> _Problem details_:
Extract, from the listing that follows, each line containing the word "吃得营养的智能餐厅".

#### Materials provided ####

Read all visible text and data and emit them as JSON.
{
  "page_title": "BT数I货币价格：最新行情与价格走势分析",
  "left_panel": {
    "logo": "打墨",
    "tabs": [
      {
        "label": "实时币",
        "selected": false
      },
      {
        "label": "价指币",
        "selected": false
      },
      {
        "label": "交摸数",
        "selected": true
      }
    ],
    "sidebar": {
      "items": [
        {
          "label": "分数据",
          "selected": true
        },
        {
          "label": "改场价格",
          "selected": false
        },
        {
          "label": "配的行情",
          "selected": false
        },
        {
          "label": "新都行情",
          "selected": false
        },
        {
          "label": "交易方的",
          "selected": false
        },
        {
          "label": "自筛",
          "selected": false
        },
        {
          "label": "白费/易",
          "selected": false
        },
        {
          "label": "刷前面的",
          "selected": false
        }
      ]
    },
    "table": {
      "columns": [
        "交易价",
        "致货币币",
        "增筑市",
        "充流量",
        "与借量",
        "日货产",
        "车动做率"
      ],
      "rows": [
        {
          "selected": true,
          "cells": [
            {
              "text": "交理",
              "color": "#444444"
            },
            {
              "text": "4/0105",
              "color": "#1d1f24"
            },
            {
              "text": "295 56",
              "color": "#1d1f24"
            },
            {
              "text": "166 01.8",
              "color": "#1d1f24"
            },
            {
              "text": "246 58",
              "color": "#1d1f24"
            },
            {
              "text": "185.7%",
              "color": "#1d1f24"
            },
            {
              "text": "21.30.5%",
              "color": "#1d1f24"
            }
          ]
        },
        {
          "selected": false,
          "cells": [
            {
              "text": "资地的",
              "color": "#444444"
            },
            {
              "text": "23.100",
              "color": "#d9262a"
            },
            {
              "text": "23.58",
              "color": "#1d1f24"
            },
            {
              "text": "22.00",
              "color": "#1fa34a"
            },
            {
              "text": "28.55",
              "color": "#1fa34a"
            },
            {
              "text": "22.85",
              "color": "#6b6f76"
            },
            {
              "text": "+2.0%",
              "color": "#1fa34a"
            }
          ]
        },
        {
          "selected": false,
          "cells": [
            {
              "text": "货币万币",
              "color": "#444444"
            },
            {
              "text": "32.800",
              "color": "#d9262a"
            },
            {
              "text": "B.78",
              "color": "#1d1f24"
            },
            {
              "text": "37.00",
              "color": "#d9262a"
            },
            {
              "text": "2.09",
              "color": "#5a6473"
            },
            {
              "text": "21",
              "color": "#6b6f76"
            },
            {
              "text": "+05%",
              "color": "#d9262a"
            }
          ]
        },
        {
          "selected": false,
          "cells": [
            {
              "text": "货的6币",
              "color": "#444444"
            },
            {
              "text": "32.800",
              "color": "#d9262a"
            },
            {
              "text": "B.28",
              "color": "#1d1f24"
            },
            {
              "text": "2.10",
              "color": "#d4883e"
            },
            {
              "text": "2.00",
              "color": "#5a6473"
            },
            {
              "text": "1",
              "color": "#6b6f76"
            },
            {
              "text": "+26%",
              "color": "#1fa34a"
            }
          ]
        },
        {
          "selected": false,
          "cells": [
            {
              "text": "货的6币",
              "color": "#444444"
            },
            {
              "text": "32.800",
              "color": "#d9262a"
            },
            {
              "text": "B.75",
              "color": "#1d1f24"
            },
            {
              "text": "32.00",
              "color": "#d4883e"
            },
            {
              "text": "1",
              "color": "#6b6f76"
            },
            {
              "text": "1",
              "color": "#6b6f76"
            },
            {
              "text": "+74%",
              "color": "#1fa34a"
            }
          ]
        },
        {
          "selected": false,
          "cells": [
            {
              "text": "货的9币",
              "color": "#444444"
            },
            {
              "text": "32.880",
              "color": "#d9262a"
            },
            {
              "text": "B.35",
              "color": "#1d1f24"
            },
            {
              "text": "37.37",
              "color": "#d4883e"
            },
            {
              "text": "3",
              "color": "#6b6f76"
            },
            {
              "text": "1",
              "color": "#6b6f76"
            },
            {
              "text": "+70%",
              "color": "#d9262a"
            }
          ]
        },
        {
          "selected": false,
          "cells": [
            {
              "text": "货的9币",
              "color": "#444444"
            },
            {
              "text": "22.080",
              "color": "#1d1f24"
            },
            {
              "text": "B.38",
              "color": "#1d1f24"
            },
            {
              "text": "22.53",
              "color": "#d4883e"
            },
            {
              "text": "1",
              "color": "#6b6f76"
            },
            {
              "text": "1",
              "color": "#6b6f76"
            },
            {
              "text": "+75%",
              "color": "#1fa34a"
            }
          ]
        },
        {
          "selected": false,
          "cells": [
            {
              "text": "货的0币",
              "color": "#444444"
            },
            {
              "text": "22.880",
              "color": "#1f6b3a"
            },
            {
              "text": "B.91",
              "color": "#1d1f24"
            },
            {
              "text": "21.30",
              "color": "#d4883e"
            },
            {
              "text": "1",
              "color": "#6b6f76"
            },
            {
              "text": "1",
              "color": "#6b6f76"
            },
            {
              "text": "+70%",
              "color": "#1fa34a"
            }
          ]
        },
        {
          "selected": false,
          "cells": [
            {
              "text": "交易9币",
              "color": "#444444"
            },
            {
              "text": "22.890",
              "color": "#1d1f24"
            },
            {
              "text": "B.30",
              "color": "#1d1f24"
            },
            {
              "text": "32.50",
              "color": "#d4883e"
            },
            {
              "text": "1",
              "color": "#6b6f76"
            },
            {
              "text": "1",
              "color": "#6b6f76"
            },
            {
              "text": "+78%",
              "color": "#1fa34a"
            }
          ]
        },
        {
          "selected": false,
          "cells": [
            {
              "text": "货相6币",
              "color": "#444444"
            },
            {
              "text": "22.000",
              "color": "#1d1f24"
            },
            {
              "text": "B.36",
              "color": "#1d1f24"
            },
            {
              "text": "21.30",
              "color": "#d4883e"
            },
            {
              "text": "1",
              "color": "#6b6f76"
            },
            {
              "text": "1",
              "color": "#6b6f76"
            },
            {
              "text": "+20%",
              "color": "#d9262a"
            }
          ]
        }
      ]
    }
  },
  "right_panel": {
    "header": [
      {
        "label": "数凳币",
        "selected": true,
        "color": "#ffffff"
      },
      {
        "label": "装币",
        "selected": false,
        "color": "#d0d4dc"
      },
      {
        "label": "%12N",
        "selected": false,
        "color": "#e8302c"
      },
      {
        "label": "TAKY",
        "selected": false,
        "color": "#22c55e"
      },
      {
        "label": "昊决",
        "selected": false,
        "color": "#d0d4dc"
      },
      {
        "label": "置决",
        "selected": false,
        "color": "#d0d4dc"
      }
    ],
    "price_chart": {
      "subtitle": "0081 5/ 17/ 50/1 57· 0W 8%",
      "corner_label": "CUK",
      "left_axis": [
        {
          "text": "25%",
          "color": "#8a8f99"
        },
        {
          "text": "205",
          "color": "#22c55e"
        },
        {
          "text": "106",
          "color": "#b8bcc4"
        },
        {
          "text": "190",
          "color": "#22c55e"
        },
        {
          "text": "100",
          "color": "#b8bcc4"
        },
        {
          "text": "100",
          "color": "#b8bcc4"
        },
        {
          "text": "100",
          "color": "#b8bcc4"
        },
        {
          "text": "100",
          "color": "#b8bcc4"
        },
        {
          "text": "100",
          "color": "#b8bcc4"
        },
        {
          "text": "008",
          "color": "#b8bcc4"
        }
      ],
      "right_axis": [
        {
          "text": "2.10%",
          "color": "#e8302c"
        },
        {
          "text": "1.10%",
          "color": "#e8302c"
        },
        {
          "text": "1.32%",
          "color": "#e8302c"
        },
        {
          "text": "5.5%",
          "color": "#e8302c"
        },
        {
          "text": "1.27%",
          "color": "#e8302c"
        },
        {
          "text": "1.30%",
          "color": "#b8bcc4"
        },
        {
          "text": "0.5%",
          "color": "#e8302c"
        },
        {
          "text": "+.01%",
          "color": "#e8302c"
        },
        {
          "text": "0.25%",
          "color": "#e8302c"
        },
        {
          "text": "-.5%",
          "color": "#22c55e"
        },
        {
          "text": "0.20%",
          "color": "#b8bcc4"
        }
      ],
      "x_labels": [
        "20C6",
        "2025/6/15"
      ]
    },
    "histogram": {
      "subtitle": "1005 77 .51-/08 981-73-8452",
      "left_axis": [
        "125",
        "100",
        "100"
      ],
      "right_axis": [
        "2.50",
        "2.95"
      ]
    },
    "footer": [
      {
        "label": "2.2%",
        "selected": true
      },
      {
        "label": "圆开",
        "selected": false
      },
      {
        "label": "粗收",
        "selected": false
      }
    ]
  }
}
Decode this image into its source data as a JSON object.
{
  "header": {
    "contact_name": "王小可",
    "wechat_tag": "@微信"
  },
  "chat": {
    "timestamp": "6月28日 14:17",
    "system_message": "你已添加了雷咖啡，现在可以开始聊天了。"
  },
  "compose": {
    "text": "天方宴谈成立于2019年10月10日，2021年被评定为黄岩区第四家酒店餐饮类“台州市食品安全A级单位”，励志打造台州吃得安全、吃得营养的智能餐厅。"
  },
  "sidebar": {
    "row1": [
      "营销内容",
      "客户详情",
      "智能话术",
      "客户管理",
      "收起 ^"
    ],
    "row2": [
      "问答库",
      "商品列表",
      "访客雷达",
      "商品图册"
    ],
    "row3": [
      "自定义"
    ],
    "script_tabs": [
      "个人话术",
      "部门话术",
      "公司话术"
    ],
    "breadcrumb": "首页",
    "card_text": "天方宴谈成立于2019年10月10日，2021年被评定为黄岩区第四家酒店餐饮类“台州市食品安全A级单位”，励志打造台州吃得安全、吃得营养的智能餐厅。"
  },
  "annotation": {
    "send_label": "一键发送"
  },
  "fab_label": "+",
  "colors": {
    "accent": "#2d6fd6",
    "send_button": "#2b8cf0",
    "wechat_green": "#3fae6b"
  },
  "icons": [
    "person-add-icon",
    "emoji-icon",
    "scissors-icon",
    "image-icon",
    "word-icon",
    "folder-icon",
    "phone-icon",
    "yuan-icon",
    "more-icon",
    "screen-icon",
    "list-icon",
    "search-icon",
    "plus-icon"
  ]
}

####

> _Task result_:
    "text": "天方宴谈成立于2019年10月10日，2021年被评定为黄岩区第四家酒店餐饮类“台州市食品安全A级单位”，励志打造台州吃得安全、吃得营养的智能餐厅。"
    "card_text": "天方宴谈成立于2019年10月10日，2021年被评定为黄岩区第四家酒店餐饮类“台州市食品安全A级单位”，励志打造台州吃得安全、吃得营养的智能餐厅。"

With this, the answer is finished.